The ultimate scene came as Liv read the threats against her posted anonymously online, particularly the over 1,000 threats of rape she found on one site alone. Touching slightly on the themes of racism and sexism, she ranted that they’re mad she had the audacity to be born female and black. Then came her award-worthy speech: “Do you think if I told them that I own a gun and that I’ve shot someone, they’d threaten to rape me? Do you think if I told them that I’ve survived being kidnapped and tortured, they would get that their weak little misspellings barely make me blink, that I would welcome the chance to take out a little bit of PTSD on the next man who put his hands on me? …. I’m fine. I’m just… I’m losing it, but only a little bit. (laughs and sobs) I’m fine.” What a fantastic line: “I’m losing it, but only a little bit.” It’s a perfect summary of how Olivia Pope handles a crisis. She might lose it temporarily, but she rallies to come back even stronger than before.
Her reward for that strength came from Fitz, who reminded Abby that they don’t work for Liv and don’t have to follow her playbook. As a fixer, she has to be smart. But they’re in a different boat altogether: “I’m President of the United States. We work for the American people. The playbook is the constitution. In my office, it’s not about doing the smart thing, it’s about doing the right thing.” Fitz might face impeachment if he doesn’t cave to certain demands, like abandoning his legacy by repealing the Brandon Bill, but in that moment he doesn’t give a damn. He’s going to follow his heart and do what he thinks is right. For him, that meant going out in front of the world and taking his girlfriend out on a date.

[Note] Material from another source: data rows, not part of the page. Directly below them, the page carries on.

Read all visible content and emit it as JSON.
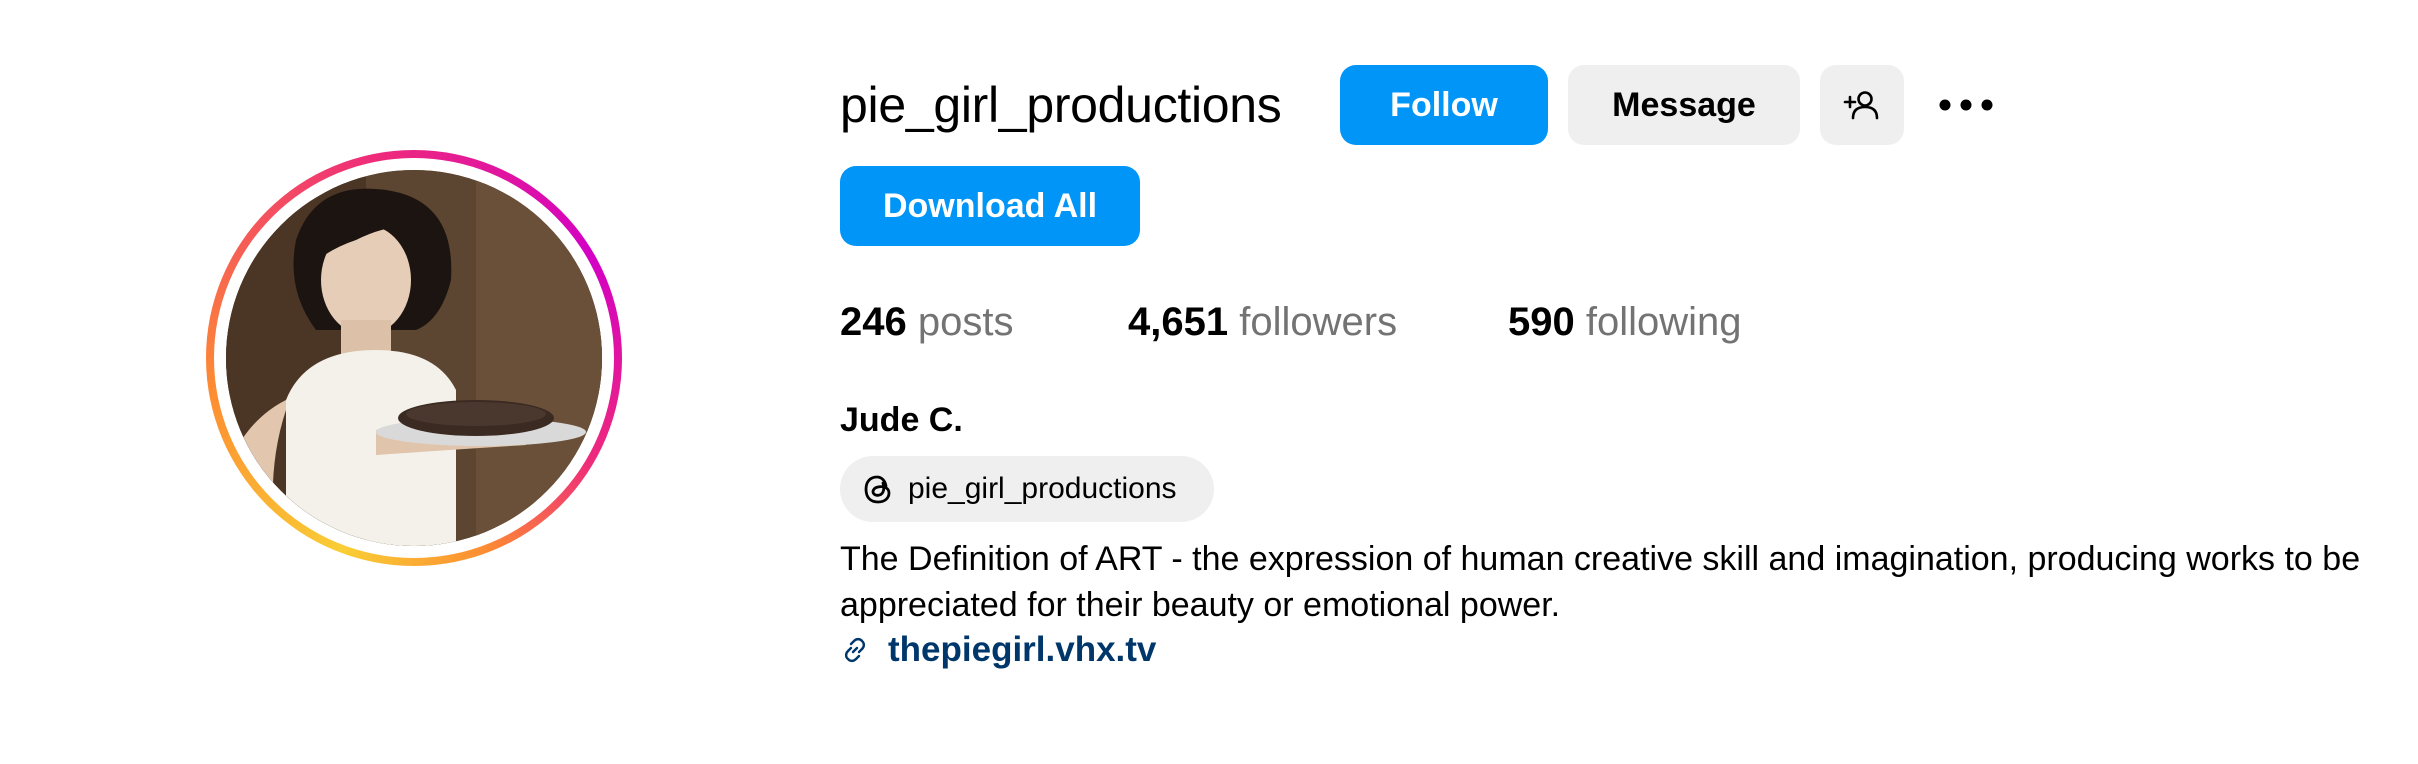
{
  "profile": {
    "username": "pie_girl_productions",
    "display_name": "Jude C.",
    "bio": "The Definition of ART - the expression of human creative skill and imagination, producing works to be appreciated for their beauty or emotional power.",
    "link": "thepiegirl.vhx.tv",
    "threads_handle": "pie_girl_productions"
  },
  "actions": {
    "follow_label": "Follow",
    "message_label": "Message",
    "download_label": "Download All",
    "add_user_icon": "person-plus-icon",
    "more_icon": "more-horizontal-icon"
  },
  "stats": {
    "posts_count": "246",
    "posts_label": "posts",
    "followers_count": "4,651",
    "followers_label": "followers",
    "following_count": "590",
    "following_label": "following"
  },
  "colors": {
    "primary_button": "#0095f6",
    "secondary_button": "#efefef",
    "link": "#00376b",
    "muted_text": "#737373",
    "story_ring": [
      "#f9ce34",
      "#ee2a7b",
      "#d300c5"
    ]
  }
}
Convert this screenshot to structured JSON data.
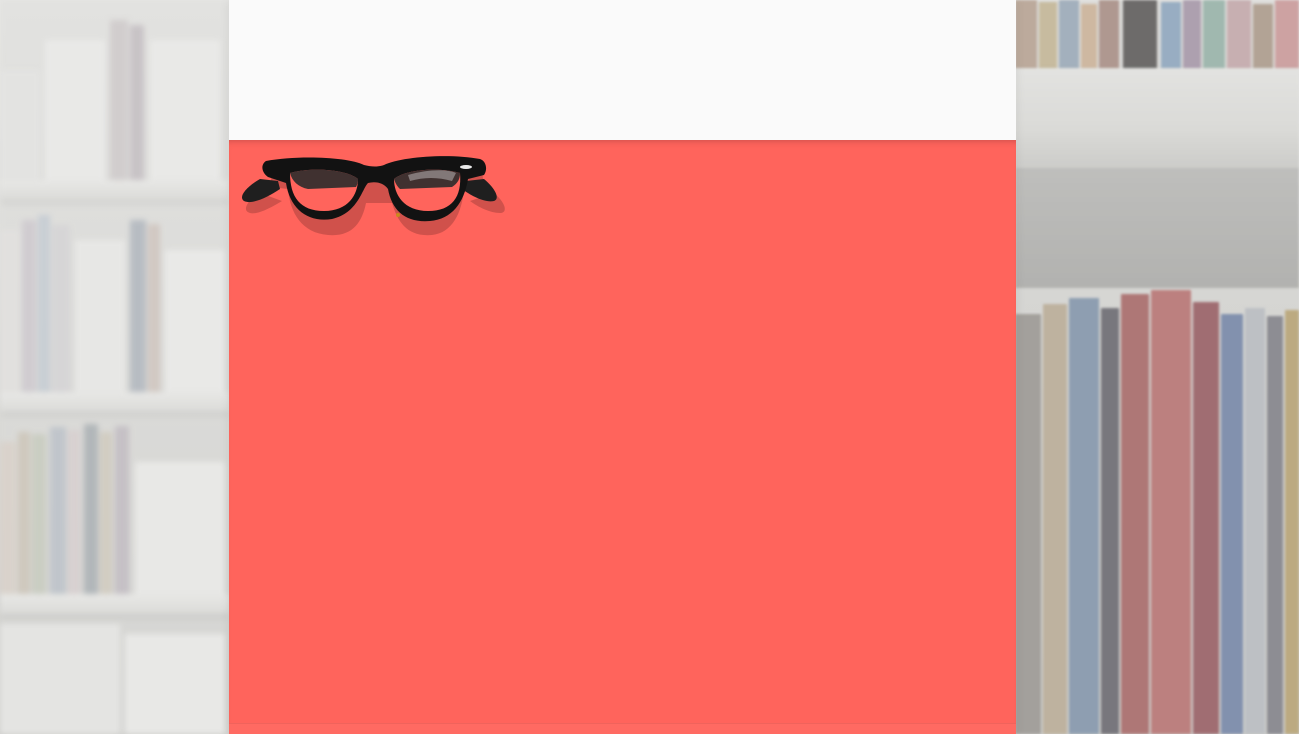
{
  "page": {
    "title": ""
  },
  "background": {
    "icon": "library-bookshelves"
  },
  "panel": {
    "header_color": "#fafafa",
    "body_color": "#ff645c"
  },
  "logo": {
    "icon": "eyeglasses-icon"
  }
}
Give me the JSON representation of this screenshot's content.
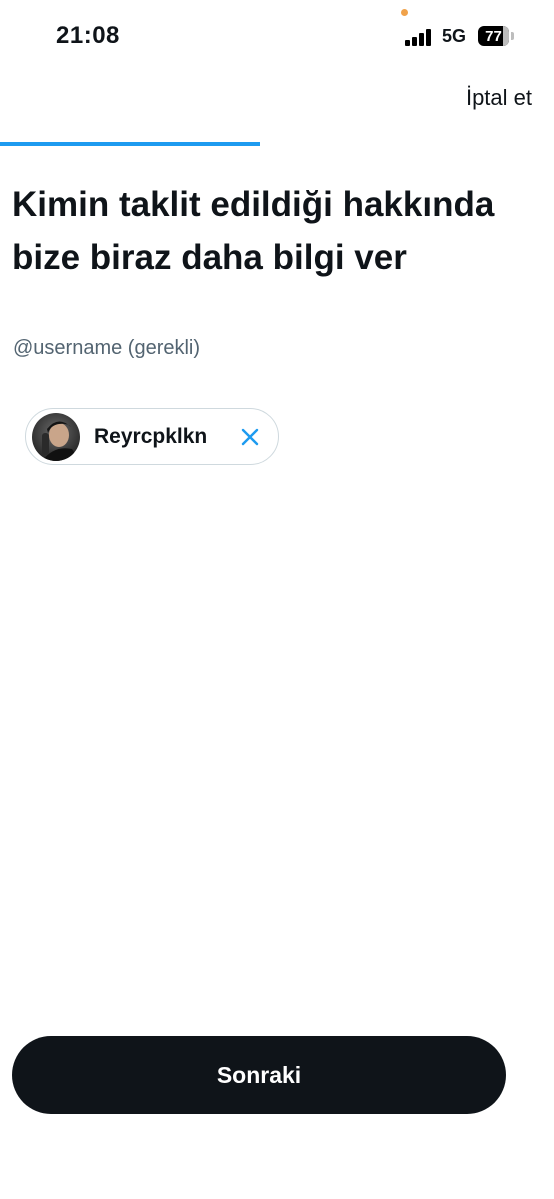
{
  "status_bar": {
    "time": "21:08",
    "network": "5G",
    "battery": "77",
    "signal_icon": "cellular-signal-icon",
    "battery_icon": "battery-icon"
  },
  "header": {
    "cancel_label": "İptal et"
  },
  "progress": {
    "fraction": 0.47,
    "color": "#1d9bf0"
  },
  "main": {
    "title": "Kimin taklit edildiği hakkında bize biraz daha bilgi ver",
    "subtitle": "@username (gerekli)",
    "selected_account": {
      "name": "Reyrcpklkn",
      "avatar_icon": "profile-photo",
      "remove_icon": "close-icon",
      "remove_color": "#1d9bf0"
    }
  },
  "footer": {
    "next_label": "Sonraki"
  }
}
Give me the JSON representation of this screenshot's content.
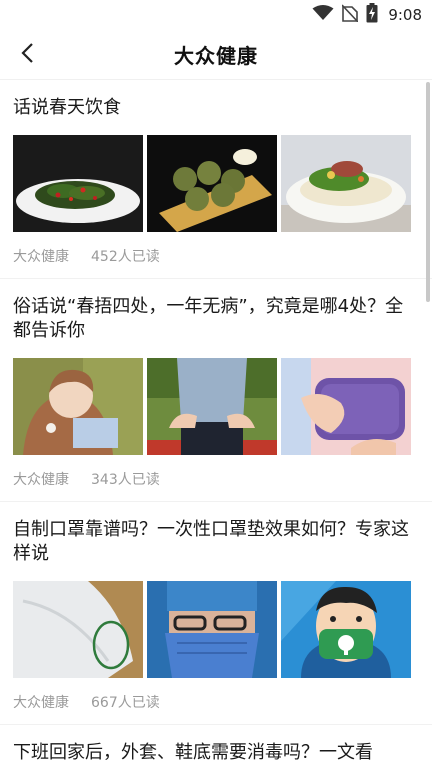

What did you think of these two episodes? Is Fitz doing the right thing? What are your thoughts about Mellie’s decision to lead the charge for Fitz’s impeachment, Cyrus’s speech, and Jake bringing his ex-wife back to the states? Any theories on Lazarus One? How about the new O.P.A. hire? Any and all comments are welcome!